_SUPPLIED MATERIAL_.
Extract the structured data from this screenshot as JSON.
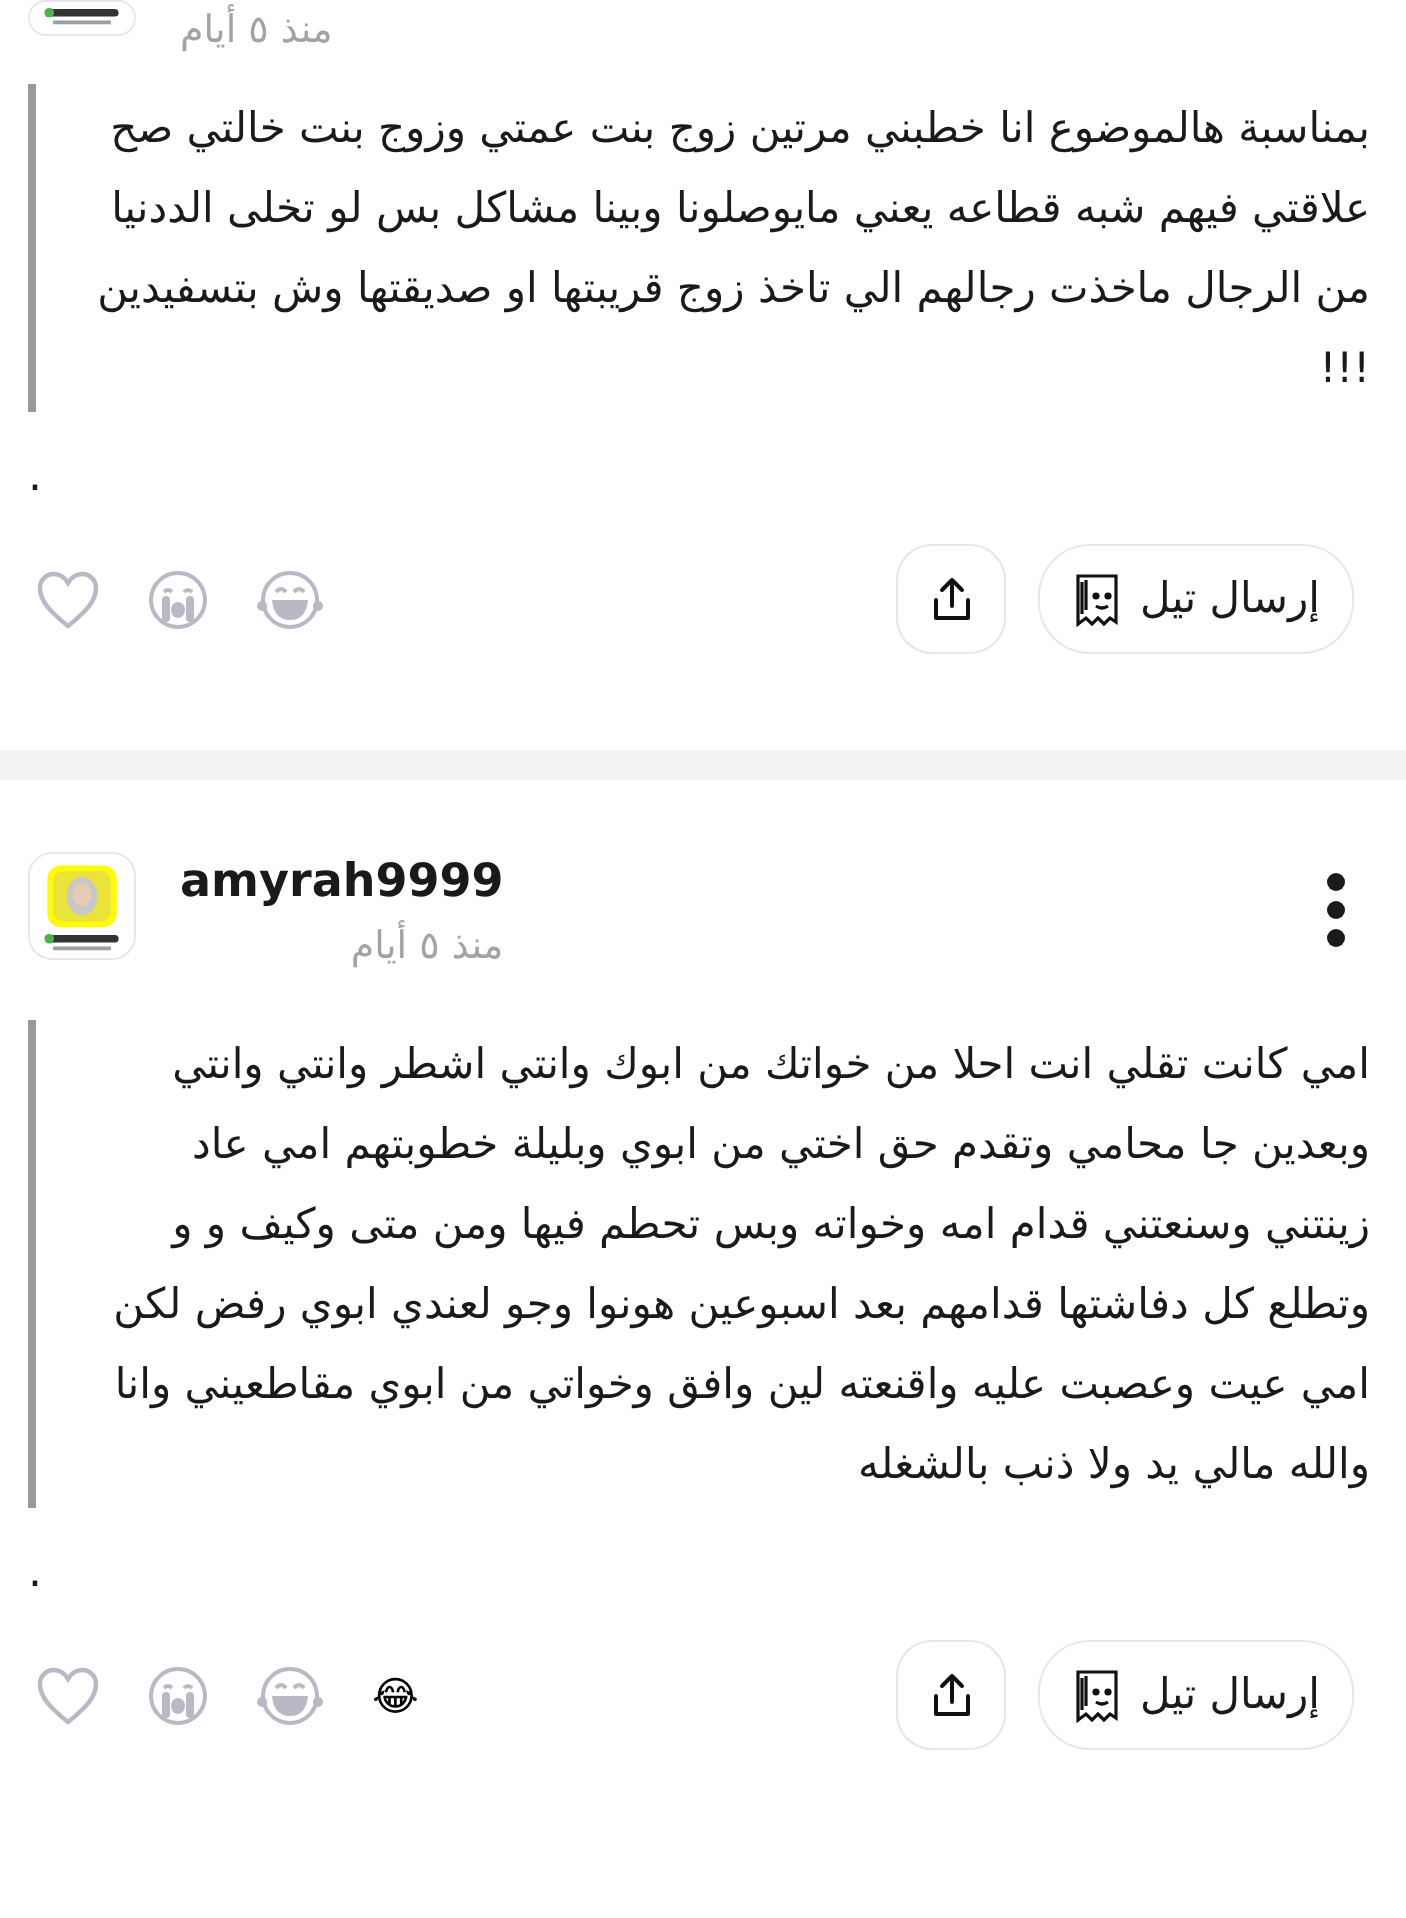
{
  "posts": [
    {
      "header": {
        "time": "منذ ٥ أيام"
      },
      "body": "بمناسبة هالموضوع انا خطبني مرتين زوج بنت عمتي وزوج بنت خالتي صح علاقتي فيهم شبه قطاعه يعني مايوصلونا وبينا مشاكل بس لو تخلى الددنيا من الرجال ماخذت رجالهم الي تاخذ زوج قريبتها او صديقتها وش بتسفيدين !!!",
      "trailer": ".",
      "reactions": [
        {
          "kind": "heart"
        },
        {
          "kind": "crying"
        },
        {
          "kind": "laughing"
        }
      ],
      "send_label": "إرسال تيل"
    },
    {
      "header": {
        "username": "amyrah9999",
        "time": "منذ ٥ أيام"
      },
      "body": "امي كانت تقلي انت احلا من خواتك من ابوك وانتي اشطر وانتي وانتي وبعدين جا محامي وتقدم حق اختي من ابوي وبليلة خطوبتهم امي عاد زينتني وسنعتني قدام امه وخواته وبس تحطم فيها ومن متى وكيف و و وتطلع كل دفاشتها قدامهم بعد اسبوعين هونوا وجو لعندي ابوي رفض لكن امي عيت وعصبت عليه واقنعته لين وافق وخواتي من ابوي مقاطعيني وانا والله مالي يد ولا ذنب بالشغله",
      "trailer": ".",
      "reactions": [
        {
          "kind": "heart"
        },
        {
          "kind": "crying"
        },
        {
          "kind": "laughing"
        }
      ],
      "my_reaction": "😂",
      "send_label": "إرسال تيل"
    }
  ]
}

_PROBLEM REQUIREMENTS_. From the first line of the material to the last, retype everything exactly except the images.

_RESPONSE BOX_.
Extract the structured data from this screenshot as JSON.
{
  "posts": [
    {
      "header": {
        "time": "منذ ٥ أيام"
      },
      "body": "بمناسبة هالموضوع انا خطبني مرتين زوج بنت عمتي وزوج بنت خالتي صح علاقتي فيهم شبه قطاعه يعني مايوصلونا وبينا مشاكل بس لو تخلى الددنيا من الرجال ماخذت رجالهم الي تاخذ زوج قريبتها او صديقتها وش بتسفيدين !!!",
      "trailer": ".",
      "reactions": [
        {
          "kind": "heart"
        },
        {
          "kind": "crying"
        },
        {
          "kind": "laughing"
        }
      ],
      "send_label": "إرسال تيل"
    },
    {
      "header": {
        "username": "amyrah9999",
        "time": "منذ ٥ أيام"
      },
      "body": "امي كانت تقلي انت احلا من خواتك من ابوك وانتي اشطر وانتي وانتي وبعدين جا محامي وتقدم حق اختي من ابوي وبليلة خطوبتهم امي عاد زينتني وسنعتني قدام امه وخواته وبس تحطم فيها ومن متى وكيف و و وتطلع كل دفاشتها قدامهم بعد اسبوعين هونوا وجو لعندي ابوي رفض لكن امي عيت وعصبت عليه واقنعته لين وافق وخواتي من ابوي مقاطعيني وانا والله مالي يد ولا ذنب بالشغله",
      "trailer": ".",
      "reactions": [
        {
          "kind": "heart"
        },
        {
          "kind": "crying"
        },
        {
          "kind": "laughing"
        }
      ],
      "my_reaction": "😂",
      "send_label": "إرسال تيل"
    }
  ]
}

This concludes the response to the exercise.